Chaos and Cosmos, an orchestral work that Benjamin Britten composed just before his 14th birthday in 1927, for a wedding anniversary of his parents, is being performed by Birmingham Conservatoire students in June.
This is one of Britten’s childhood works that the Conservatoire’s students have been studying and recording to contribute to the Britten Thematic Catalogue, an ongoing project set up by the Britten-Pears Foundation to record all of Britten’s work.
‘Chaos and Cosmos gives a strong foretaste of the young Britten’s adventurous spirit as well as his remarkable ability to absorb and experiment with musical language and orchestral sound,’ says Dr Lucy Walker, director of learning at the Britten-Pears Foundation.
‘The Chaos section audaciously begins with two quiet notes for solo viola, Britten’s own instrument, then builds into a wild scramble around the various sections of the orchestra, with two ominous themes competing for attention. Cosmos follows, more peacefully and with exposed passages for woodwind and high strings.’
The world premiere of Chaos and Cosmos will be performed by the Birmingham Conservatoire Symphony Orchestra conducted by Lionel Friend, as part of a programme that includes Britten’s Piano Concerto, Tippett’s Praeludium, and Delius’s Sea Drift.
The performance will take place in the Town Hall, Birmingham on Friday 21 June at 7.30pm. This will be part of a five-day festival celebrating British composers (17-21 June).

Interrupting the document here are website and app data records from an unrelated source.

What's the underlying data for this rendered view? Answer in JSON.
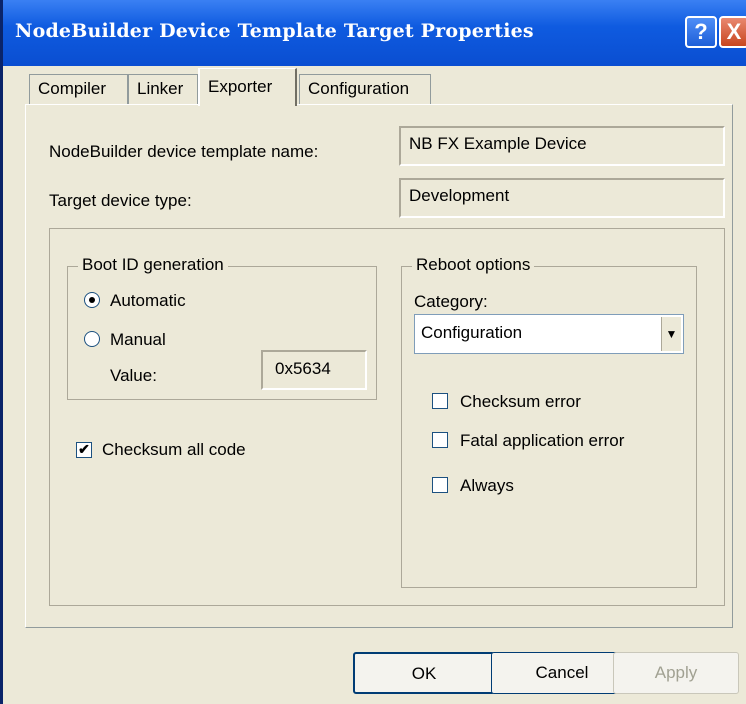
{
  "window": {
    "title": "NodeBuilder Device Template Target Properties"
  },
  "titlebar": {
    "help_label": "?",
    "close_label": "X"
  },
  "tabs": [
    {
      "label": "Compiler"
    },
    {
      "label": "Linker"
    },
    {
      "label": "Exporter",
      "active": true
    },
    {
      "label": "Configuration"
    }
  ],
  "fields": {
    "template_name_label": "NodeBuilder device template name:",
    "template_name_value": "NB FX Example Device",
    "device_type_label": "Target device type:",
    "device_type_value": "Development"
  },
  "boot_id": {
    "title": "Boot ID generation",
    "automatic_label": "Automatic",
    "manual_label": "Manual",
    "value_label": "Value:",
    "value": "0x5634",
    "selected": "Automatic"
  },
  "checksum_all": {
    "label": "Checksum all code",
    "checked": true
  },
  "reboot": {
    "title": "Reboot options",
    "category_label": "Category:",
    "category_value": "Configuration",
    "options": [
      {
        "label": "Checksum error",
        "checked": false
      },
      {
        "label": "Fatal application error",
        "checked": false
      },
      {
        "label": "Always",
        "checked": false
      }
    ]
  },
  "buttons": {
    "ok": "OK",
    "cancel": "Cancel",
    "apply": "Apply"
  }
}
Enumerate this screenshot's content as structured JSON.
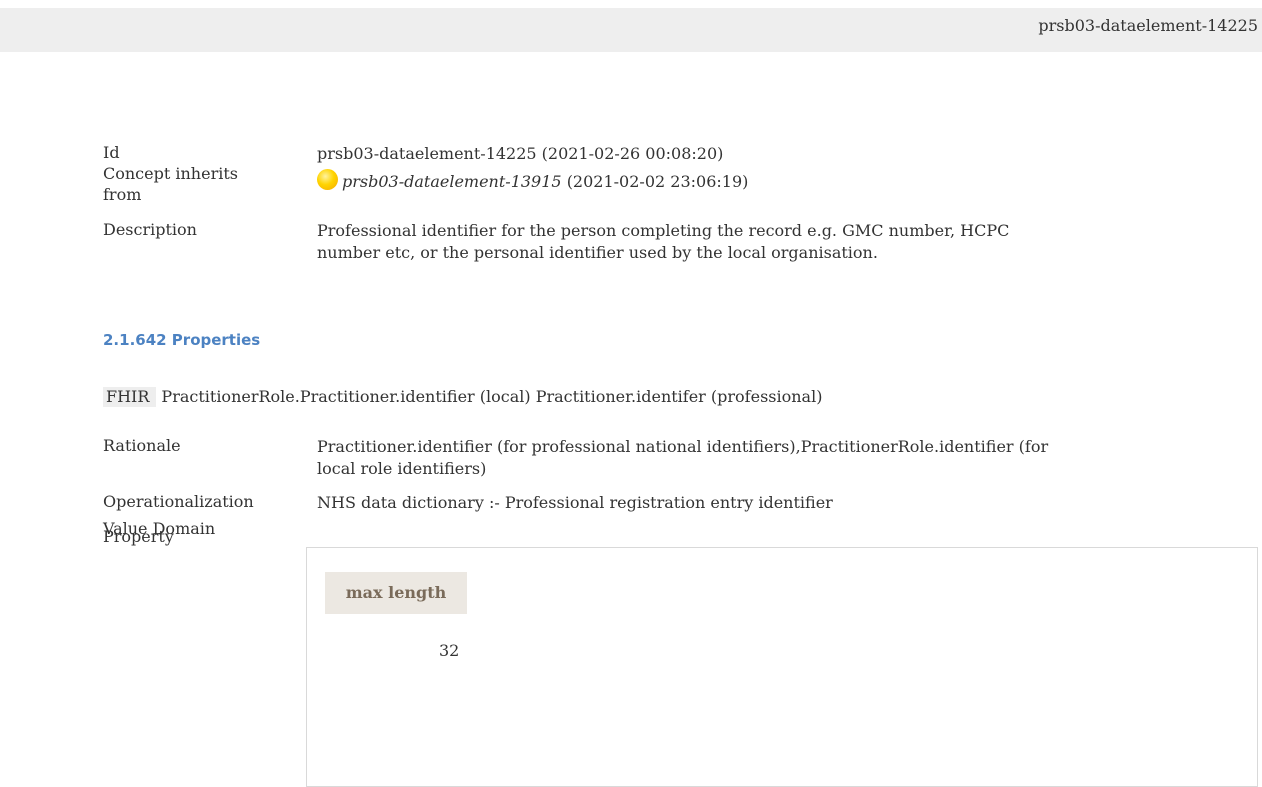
{
  "header": {
    "id_text": "prsb03-dataelement-14225"
  },
  "details": {
    "id_label": "Id",
    "id_value": "prsb03-dataelement-14225 (2021-02-26 00:08:20)",
    "inherits_label_1": "Concept inherits",
    "inherits_label_2": "from",
    "inherits_link": "prsb03-dataelement-13915",
    "inherits_date": "(2021-02-02 23:06:19)",
    "description_label": "Description",
    "description_line_1": "Professional identifier for the person completing the record e.g. GMC number, HCPC",
    "description_line_2": "number etc, or the personal identifier used by the local organisation."
  },
  "properties": {
    "title": "2.1.642 Properties",
    "fhir_tag": "FHIR",
    "fhir_value": "PractitionerRole.Practitioner.identifier (local) Practitioner.identifer (professional)",
    "rationale_label": "Rationale",
    "rationale_line_1": "Practitioner.identifier (for professional national identifiers),PractitionerRole.identifier (for",
    "rationale_line_2": "local role identifiers)",
    "operationalization_label": "Operationalization",
    "operationalization_value": "NHS data dictionary :- Professional registration entry identifier",
    "value_domain_label": "Value Domain",
    "property_label": "Property",
    "table_header": "max length",
    "table_value": "32"
  },
  "colors": {
    "section_title": "#4c82c2",
    "top_bar": "#eeeeee",
    "table_header_bg": "#ece8e2",
    "table_header_text": "#7a6b5a",
    "status_bullet": "#ffd400"
  },
  "icons": {
    "status": "yellow-status-bullet-icon"
  }
}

For an advance extract of the Birmingham Conservatire students recording of Chaos and Cosmos, click here.